The defendant is a small, New Hampshire based coffee company that developed a dark roast they decided to call Charbucks blend. Starbucks didn’t like the name and sued, and its primary claim was for "dilution" due to "blurring." Generally, dilution by blurring occurs when a mark or trade name is so similar to a famous mark that it impairs the distinctiveness of the famous mark. Hypothetical examples of blurring cited by other courts include Dupont shoes, Buick aspirin tablets, Schlitz varnish, Kodak pianos, and Bulova gowns.

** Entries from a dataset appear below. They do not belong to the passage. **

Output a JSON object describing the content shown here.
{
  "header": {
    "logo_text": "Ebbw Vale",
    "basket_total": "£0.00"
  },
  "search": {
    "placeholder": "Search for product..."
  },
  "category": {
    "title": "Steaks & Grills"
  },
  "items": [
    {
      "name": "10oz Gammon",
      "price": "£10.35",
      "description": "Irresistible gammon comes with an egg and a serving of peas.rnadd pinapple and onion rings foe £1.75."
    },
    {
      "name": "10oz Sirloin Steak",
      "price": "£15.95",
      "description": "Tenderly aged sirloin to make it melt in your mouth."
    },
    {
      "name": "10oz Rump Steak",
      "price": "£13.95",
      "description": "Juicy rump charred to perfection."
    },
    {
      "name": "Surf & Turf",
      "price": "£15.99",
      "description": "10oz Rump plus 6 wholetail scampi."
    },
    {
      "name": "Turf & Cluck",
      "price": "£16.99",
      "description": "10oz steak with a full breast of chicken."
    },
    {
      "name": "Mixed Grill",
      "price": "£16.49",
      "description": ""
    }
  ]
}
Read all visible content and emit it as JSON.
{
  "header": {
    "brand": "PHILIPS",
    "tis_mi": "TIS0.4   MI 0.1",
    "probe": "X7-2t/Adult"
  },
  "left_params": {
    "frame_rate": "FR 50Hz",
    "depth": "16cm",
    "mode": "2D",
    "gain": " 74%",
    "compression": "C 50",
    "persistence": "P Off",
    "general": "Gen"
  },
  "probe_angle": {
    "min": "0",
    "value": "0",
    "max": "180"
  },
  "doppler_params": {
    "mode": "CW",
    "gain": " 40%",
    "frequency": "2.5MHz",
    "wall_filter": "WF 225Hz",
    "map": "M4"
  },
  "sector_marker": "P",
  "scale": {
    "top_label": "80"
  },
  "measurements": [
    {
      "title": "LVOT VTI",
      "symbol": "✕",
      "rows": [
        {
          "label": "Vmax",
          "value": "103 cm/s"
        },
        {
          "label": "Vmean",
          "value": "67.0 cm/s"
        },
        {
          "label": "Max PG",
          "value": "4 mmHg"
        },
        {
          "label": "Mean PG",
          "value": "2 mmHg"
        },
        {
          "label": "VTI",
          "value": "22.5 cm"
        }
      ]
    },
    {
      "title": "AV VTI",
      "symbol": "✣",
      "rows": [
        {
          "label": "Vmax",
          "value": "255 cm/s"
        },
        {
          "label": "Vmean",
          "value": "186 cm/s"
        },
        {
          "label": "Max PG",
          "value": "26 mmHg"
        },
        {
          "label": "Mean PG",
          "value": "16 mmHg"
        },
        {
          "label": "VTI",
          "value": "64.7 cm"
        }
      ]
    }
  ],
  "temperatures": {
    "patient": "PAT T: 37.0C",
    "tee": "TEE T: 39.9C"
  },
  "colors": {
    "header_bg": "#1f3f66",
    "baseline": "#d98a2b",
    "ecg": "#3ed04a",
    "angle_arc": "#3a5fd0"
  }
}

During a bench trial in federal court of <i>Starbucks Corp. v. Wolfe’s Borough Coffee</i>, a consumer research scientist testified that a study he performed revealed -- not surprisingly -- that most people think of Starbucks when they hear the name Charbucks. The Court, however, dismissed the Complaint.
While the appeal was pending, Congress passed the Trademark Dilution Revision Act of 2005 (TDRA), which provided that the owner of a famous, distinctive mark is entitled to an injunction when the use of the offending mark is “likely to cause dilution." The TDRW was passed in response to a Supreme Court ruling that held “actual dilution” must occur in order to establish a claim. The Starbucks case was remanded back to the trial court but the outcome was the same, and the Complaint again dismissed.
However, on appeal, the Second Circuit held the trial court incorrectly used the pre-TDRA standard that required a “substantial similarity” between the marks for a plaintiff to prevail on a dilution claim, as opposed to the “likely” standard in the new statute. The district court also erred by disregarding the defendant’s intention to associate with Starbucks because there was no “bad faith” – an unnecessary element. Further, the district court should have credited the Starbucks study that showed more than 30% of consumers associated Charbucks with Starbucks, even though very few confused the two names. The appellate court rejected any claims that the Starbucks name was “tarnished” however.
The case was sent back to the district court to consider the appropriate standard. We expect the outcome will be the same. But the appellate court made clear that TDRA has diluted the standard for dilution claims.